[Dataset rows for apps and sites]
══════════

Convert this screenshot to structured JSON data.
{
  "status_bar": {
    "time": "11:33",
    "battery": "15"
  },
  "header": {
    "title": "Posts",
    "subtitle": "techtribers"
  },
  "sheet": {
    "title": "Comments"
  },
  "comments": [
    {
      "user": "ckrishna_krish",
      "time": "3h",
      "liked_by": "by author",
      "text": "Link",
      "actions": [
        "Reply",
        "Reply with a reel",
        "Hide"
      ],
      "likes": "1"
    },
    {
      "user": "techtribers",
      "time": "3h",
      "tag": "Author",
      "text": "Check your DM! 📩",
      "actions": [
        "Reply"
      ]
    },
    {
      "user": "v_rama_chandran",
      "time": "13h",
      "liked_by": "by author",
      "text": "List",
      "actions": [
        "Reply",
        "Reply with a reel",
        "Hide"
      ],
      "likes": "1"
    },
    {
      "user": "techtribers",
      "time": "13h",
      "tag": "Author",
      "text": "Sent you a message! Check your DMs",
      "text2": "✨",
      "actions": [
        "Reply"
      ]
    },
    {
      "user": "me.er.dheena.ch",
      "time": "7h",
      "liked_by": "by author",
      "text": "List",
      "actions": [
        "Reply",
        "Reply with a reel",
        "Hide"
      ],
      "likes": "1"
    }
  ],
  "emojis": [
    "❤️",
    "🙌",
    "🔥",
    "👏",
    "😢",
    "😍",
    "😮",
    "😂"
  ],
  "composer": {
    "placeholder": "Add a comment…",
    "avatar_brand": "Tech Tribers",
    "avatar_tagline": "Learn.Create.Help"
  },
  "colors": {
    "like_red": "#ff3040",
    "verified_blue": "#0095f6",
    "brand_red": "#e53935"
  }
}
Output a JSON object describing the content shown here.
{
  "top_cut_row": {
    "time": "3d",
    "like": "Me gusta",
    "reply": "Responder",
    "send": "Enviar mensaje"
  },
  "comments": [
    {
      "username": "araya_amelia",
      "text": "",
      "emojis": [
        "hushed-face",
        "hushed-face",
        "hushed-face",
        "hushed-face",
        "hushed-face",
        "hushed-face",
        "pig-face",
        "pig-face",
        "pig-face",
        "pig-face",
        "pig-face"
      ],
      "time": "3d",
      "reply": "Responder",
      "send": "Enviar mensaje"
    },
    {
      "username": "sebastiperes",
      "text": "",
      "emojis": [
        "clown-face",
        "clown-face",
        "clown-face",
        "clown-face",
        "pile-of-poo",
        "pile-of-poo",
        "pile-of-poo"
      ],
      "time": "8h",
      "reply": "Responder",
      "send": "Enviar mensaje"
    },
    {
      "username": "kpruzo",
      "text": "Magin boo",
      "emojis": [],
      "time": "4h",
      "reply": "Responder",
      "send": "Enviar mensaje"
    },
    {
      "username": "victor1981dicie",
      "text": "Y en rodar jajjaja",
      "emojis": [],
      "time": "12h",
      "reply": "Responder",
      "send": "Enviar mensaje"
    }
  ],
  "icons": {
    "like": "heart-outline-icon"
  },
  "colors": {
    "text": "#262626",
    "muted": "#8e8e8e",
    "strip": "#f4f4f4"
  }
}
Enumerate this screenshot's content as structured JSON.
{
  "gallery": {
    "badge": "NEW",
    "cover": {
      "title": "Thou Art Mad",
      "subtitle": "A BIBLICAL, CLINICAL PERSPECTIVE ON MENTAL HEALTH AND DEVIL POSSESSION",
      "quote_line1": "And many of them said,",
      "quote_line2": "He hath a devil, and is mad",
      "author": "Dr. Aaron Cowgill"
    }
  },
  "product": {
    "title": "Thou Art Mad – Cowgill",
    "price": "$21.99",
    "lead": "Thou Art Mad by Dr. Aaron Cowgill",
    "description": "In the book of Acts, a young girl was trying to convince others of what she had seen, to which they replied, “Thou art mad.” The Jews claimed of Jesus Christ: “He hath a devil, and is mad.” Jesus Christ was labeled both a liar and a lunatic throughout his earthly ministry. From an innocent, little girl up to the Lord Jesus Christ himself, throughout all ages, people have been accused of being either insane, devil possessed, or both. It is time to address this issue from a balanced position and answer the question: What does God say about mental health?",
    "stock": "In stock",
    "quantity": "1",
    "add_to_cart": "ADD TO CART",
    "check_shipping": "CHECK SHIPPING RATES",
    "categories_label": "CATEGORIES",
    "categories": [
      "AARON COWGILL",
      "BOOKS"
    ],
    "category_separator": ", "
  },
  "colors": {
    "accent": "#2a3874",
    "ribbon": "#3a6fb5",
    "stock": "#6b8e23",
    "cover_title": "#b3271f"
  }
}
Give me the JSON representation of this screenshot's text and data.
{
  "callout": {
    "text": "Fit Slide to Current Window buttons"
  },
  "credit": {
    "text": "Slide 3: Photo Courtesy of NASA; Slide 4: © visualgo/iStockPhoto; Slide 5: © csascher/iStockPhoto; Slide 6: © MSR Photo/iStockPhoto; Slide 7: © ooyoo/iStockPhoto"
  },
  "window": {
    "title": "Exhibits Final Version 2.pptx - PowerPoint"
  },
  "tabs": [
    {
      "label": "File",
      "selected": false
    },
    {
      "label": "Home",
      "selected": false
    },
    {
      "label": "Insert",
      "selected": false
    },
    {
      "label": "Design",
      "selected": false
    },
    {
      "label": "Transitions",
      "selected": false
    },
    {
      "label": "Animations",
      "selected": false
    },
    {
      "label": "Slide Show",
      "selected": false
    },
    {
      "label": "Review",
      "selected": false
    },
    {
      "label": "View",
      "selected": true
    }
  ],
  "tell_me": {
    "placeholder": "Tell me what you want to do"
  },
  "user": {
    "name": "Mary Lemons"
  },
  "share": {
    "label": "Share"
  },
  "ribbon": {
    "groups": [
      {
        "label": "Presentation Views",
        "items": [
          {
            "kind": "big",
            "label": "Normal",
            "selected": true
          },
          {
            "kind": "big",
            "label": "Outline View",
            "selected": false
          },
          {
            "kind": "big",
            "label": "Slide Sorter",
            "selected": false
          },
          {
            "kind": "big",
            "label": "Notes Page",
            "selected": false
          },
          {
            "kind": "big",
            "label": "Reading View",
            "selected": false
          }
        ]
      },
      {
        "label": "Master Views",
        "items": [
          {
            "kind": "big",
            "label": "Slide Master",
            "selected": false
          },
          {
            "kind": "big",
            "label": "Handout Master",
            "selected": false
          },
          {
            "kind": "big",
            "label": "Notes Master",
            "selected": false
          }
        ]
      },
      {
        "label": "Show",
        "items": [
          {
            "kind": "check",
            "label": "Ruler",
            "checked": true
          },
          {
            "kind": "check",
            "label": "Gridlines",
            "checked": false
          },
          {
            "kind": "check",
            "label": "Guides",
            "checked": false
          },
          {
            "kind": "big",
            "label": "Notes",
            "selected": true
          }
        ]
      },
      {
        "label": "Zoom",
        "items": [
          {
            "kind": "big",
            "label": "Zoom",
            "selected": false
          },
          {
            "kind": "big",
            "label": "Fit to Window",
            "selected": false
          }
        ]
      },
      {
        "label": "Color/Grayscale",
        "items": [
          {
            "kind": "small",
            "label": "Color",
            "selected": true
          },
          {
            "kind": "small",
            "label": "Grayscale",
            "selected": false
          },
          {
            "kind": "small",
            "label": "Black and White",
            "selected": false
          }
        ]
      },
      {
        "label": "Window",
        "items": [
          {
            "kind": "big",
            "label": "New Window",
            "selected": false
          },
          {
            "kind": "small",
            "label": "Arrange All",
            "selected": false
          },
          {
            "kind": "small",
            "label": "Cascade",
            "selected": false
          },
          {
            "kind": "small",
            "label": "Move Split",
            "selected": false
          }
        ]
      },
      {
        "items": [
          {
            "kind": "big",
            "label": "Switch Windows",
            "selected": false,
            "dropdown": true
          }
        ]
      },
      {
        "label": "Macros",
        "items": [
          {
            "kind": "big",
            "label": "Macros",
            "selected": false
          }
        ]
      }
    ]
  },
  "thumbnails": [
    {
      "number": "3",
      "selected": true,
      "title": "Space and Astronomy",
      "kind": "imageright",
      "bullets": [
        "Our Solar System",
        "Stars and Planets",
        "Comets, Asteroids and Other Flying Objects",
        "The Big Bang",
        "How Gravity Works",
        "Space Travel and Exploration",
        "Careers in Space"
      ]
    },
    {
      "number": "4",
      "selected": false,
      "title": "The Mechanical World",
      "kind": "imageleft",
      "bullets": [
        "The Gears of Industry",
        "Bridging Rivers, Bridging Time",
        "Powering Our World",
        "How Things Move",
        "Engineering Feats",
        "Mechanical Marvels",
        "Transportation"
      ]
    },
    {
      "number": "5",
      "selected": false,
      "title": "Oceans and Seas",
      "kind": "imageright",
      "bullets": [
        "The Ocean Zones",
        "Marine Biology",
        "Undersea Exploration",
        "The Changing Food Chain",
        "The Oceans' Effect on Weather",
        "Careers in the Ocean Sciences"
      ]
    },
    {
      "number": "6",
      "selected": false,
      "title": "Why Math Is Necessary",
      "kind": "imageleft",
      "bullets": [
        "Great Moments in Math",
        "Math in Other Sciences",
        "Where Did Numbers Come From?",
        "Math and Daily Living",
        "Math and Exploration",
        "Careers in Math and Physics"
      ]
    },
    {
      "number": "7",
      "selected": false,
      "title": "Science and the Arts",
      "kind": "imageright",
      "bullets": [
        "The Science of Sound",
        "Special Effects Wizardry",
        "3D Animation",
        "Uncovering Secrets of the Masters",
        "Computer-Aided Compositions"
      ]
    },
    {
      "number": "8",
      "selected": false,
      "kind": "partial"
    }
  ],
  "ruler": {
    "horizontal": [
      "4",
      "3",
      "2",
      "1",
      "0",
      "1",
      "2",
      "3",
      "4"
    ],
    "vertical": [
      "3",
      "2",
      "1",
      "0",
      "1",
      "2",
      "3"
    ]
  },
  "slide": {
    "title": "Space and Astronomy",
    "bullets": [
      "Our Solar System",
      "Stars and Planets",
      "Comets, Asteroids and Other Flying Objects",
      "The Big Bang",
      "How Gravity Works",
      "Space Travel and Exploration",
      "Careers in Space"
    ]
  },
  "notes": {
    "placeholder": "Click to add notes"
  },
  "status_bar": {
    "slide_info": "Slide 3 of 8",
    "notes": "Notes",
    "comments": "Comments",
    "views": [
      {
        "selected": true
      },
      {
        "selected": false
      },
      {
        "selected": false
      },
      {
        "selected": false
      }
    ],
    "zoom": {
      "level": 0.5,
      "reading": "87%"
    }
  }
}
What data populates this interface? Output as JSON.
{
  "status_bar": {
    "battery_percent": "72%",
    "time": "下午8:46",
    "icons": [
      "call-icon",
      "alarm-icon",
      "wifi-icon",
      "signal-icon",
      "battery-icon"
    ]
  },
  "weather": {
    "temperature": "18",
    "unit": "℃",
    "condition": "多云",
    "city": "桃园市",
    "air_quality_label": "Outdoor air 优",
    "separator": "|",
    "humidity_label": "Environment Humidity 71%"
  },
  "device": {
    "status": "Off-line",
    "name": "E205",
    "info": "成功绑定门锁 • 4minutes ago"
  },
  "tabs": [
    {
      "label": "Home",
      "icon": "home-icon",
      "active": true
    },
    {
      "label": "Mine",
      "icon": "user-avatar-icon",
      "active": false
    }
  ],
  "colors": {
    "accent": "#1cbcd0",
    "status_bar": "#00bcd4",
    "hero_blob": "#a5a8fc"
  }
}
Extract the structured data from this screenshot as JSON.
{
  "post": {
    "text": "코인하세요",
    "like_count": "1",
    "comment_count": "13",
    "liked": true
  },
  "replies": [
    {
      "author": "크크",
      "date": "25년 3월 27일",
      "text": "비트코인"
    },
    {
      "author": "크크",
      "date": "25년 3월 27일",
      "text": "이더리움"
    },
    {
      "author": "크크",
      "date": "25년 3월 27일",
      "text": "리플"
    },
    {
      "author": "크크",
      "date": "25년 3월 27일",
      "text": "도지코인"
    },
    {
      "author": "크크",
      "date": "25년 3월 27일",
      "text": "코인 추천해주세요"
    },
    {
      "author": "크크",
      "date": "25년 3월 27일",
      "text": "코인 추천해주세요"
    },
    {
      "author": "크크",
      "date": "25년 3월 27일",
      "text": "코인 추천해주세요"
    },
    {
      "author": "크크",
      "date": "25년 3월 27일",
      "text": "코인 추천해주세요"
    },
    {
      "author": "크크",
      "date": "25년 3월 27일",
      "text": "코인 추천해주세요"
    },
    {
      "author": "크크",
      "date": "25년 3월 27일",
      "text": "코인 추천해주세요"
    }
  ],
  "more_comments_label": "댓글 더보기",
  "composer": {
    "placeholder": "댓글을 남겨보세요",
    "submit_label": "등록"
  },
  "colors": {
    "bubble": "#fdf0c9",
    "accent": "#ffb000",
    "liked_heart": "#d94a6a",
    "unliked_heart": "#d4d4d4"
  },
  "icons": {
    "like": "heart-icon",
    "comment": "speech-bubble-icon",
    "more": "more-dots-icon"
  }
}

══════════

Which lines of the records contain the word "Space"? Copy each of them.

      "title": "Space and Astronomy",
        "Space Travel and Exploration",
        "Careers in Space"
    "title": "Space and Astronomy",
      "Space Travel and Exploration",
      "Careers in Space"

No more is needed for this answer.